What happens in week 5 of pregnancy
This is the week when your period should’ve arrived – though not for everyone because we know that menstrual cycles can vary and be longer/shorter. If your period was due, then alongside the positive pregnancy test, this is the week that cements being pregnant for you – you can now stop worrying that the symptoms of sore boobs and tiredness are all really just to do with your period and accept they are actually pregnancy symptoms.
If you haven’t already, this is a good time to plan on where you would like your pregnancy care (referred to as antenatal care) and where you would like to have your baby. It can be a big decision, often this is the first time you are even having to attend hospital as an adult, or something you have strong views about because of previous experience or what family and friends have advised.
Find out about what your local options are and alternatives to them, ask your GP for their advice and friends and family who have had babies recently about their care too. Think about the practical steps too – for example choosing a hospital close to work may be great in the first and second trimester, but will it be as easy to get to when you are on maternity leave and heavily pregnant? How will you get there and back is also a sensible consideration – if you are driving, can you park there easily, how long will it take to get there during rush hour and what are the alternative ways of getting there in a rush if you need to?
Once you’ve decided on what suits your needs best, you will need to either self-refer yourself for your booking in appointment or ask your GP to do so. You should receive an appointment in the post or via text message in the next week or so, usually for when you are around 8 weeks.
How big is my baby?
Your precious baby is growing! – Though still dinky, your baby is now around 4mm in size, which in real life would be the size of an apple seed!
But don’t be fooled by their size, there are so many changes and developments happening now. Your baby’s spinal cord, their brain and nervous system are all developing. Although minute in size and not yet usually visible on scans, your baby’s heart has also started to beat.
Deep inside you, your baby is beginning to look more like how you’d expect – they have little buds for hands and feet, and baby’s face is starting to take shape.
No wonder you are probably feeling so tired!

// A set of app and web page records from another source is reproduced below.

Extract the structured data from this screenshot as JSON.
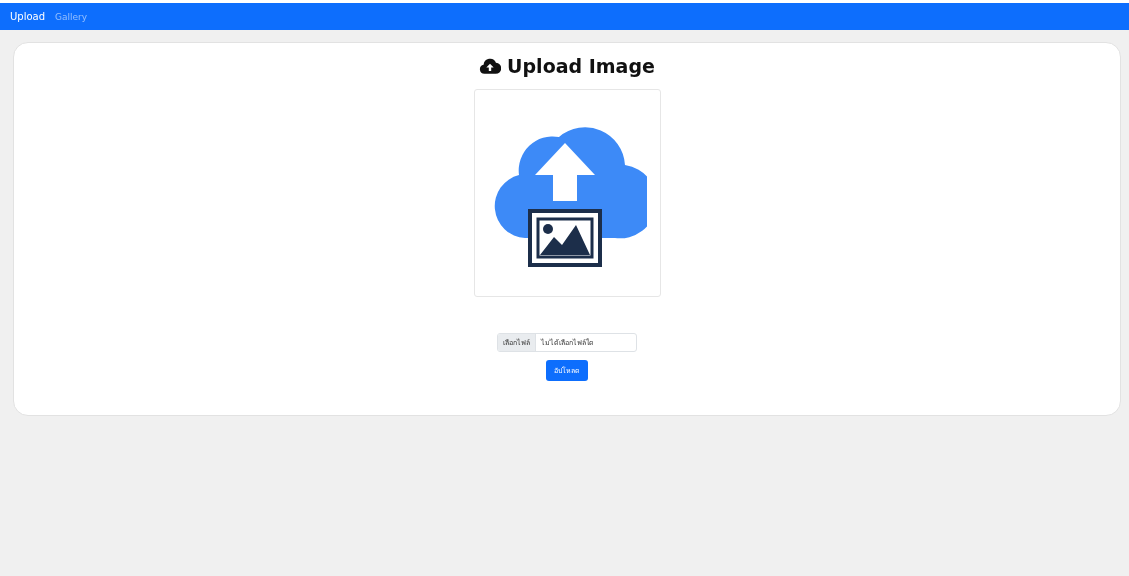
{
  "navbar": {
    "items": [
      {
        "label": "Upload",
        "selected": true
      },
      {
        "label": "Gallery",
        "selected": false
      }
    ]
  },
  "card": {
    "title": "Upload Image"
  },
  "file_input": {
    "button": "เลือกไฟล์",
    "value": "ไม่ได้เลือกไฟล์ใด"
  },
  "submit_button": "อัปโหลด"
}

Week 5 pregnancy symptoms
If you haven’t already, you are probably starting to feel some of those pregnancy symptoms that we discussed in week 4. If you aren’t, please don’t worry – there are just as many people with no symptoms as there are those with the whole smorgasbord of sickness, sore boobs, tiredness and cravings!
It’s understandable to feel a bit in limbo if you aren’t feeling anything yet – you’ve had a positive pregnancy test, you’ve missed a period (which, by the way, is a huge and very reliable pregnancy symptom!) and you know you are pregnant but feel much the same! Be reassured that is ok, the changes that are happening aren’t reliant on you having any symptoms and it’s still very early days, so they may just be around the corner!

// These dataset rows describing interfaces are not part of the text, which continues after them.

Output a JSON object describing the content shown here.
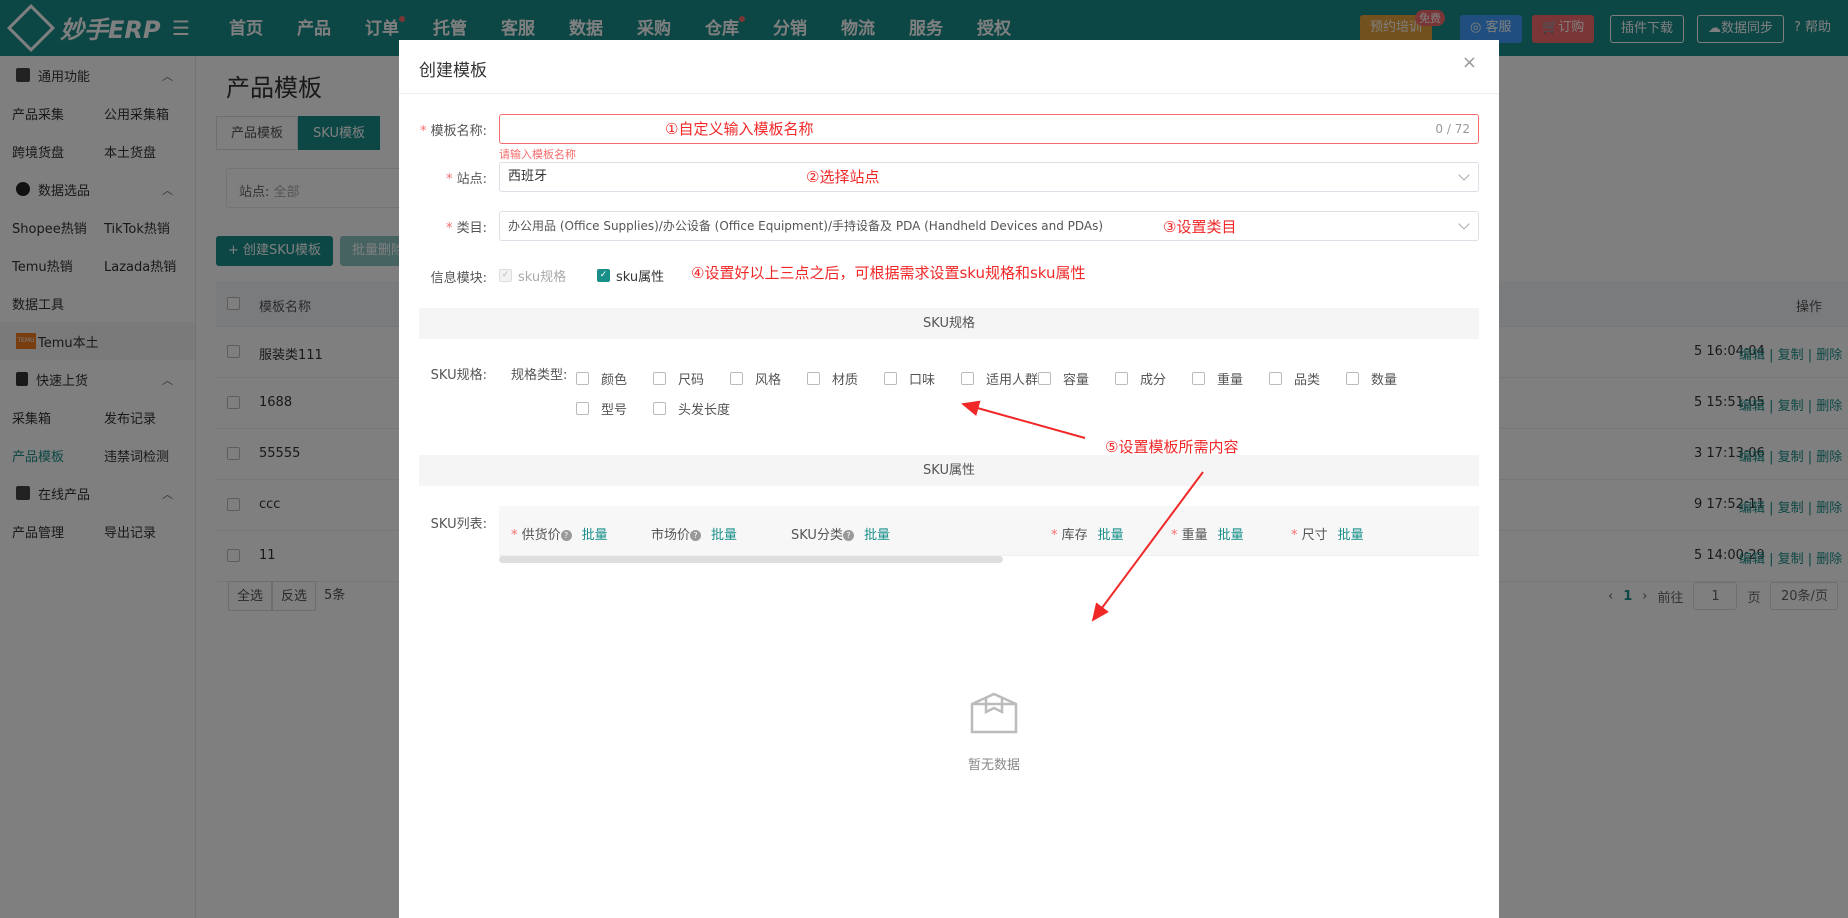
{
  "app": {
    "brand": "妙手ERP"
  },
  "nav": [
    "首页",
    "产品",
    "订单",
    "托管",
    "客服",
    "数据",
    "采购",
    "仓库",
    "分销",
    "物流",
    "服务",
    "授权"
  ],
  "top_buttons": {
    "training": "预约培训",
    "free_badge": "免费",
    "service": "客服",
    "order": "订购",
    "plugin": "插件下载",
    "sync": "数据同步",
    "help": "帮助"
  },
  "sidebar": {
    "groups": [
      {
        "title": "通用功能",
        "items": [
          [
            "产品采集",
            "公用采集箱"
          ],
          [
            "跨境货盘",
            "本土货盘"
          ]
        ]
      },
      {
        "title": "数据选品",
        "items": [
          [
            "Shopee热销",
            "TikTok热销"
          ],
          [
            "Temu热销",
            "Lazada热销"
          ],
          [
            "数据工具",
            ""
          ]
        ]
      },
      {
        "title": "快速上货",
        "items": [
          [
            "采集箱",
            "发布记录"
          ],
          [
            "产品模板",
            "违禁词检测"
          ]
        ]
      },
      {
        "title": "在线产品",
        "items": [
          [
            "产品管理",
            "导出记录"
          ]
        ]
      }
    ],
    "temu_local": "Temu本土",
    "temu_logo": "TEMU"
  },
  "main": {
    "page_title": "产品模板",
    "tabs": [
      "产品模板",
      "SKU模板"
    ],
    "filter": {
      "label": "站点:",
      "value": "全部"
    },
    "create_button": "+ 创建SKU模板",
    "batch_button": "批量删除",
    "table": {
      "col_name": "模板名称",
      "col_ops": "操作",
      "rows": [
        {
          "name": "服装类111",
          "time": "5 16:04:04"
        },
        {
          "name": "1688",
          "time": "5 15:51:05"
        },
        {
          "name": "55555",
          "time": "3 17:13:06"
        },
        {
          "name": "ccc",
          "time": "9 17:52:11"
        },
        {
          "name": "11",
          "time": "5 14:00:29"
        }
      ],
      "ops": "编辑 | 复制 | 删除"
    },
    "pager": {
      "select_all": "全选",
      "invert": "反选",
      "count": "5条",
      "prev": "‹",
      "page": "1",
      "next": "›",
      "goto": "前往",
      "page_input": "1",
      "page_suffix": "页",
      "page_size": "20条/页"
    }
  },
  "modal": {
    "title": "创建模板",
    "close": "×",
    "name_label": "模板名称:",
    "name_counter": "0 / 72",
    "name_error": "请输入模板名称",
    "site_label": "站点:",
    "site_value": "西班牙",
    "category_label": "类目:",
    "category_value": "办公用品 (Office Supplies)/办公设备 (Office Equipment)/手持设备及 PDA (Handheld Devices and PDAs)",
    "info_label": "信息模块:",
    "info_sku_spec": "sku规格",
    "info_sku_attr": "sku属性",
    "section_spec": "SKU规格",
    "spec_label": "SKU规格:",
    "spec_type_label": "规格类型:",
    "spec_options": [
      "颜色",
      "尺码",
      "风格",
      "材质",
      "口味",
      "适用人群",
      "容量",
      "成分",
      "重量",
      "品类",
      "数量",
      "型号",
      "头发长度"
    ],
    "section_attr": "SKU属性",
    "list_label": "SKU列表:",
    "sku_columns": {
      "supply": "供货价",
      "market": "市场价",
      "category": "SKU分类",
      "stock": "库存",
      "weight": "重量",
      "size": "尺寸",
      "batch": "批量"
    },
    "empty_text": "暂无数据"
  },
  "annotations": {
    "a1": "①自定义输入模板名称",
    "a2": "②选择站点",
    "a3": "③设置类目",
    "a4": "④设置好以上三点之后，可根据需求设置sku规格和sku属性",
    "a5": "⑤设置模板所需内容"
  },
  "colors": {
    "brand": "#1a8f8a",
    "required": "#f56c6c",
    "annotation": "#f02828"
  }
}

If you are symptom free, use the time to relax and look after yourself. Process the news and enjoyment of being pregnant, if you haven’t already made those small changes to ensure you have the best diet for you and baby.
Week 5 pregnancy tips
What can I do this week?
- If you haven’t already, self-refer or get your GP to refer you for your maternity care
- Self-care is important – so think of what works for you and practice it!
- You may want to start documenting your pregnancy journey – either by filling in a week-by-week baby book, or even just taking a weekly photo of your bump
- Ensure you are keeping well and healthy by following the advice on what to eat and what to avoid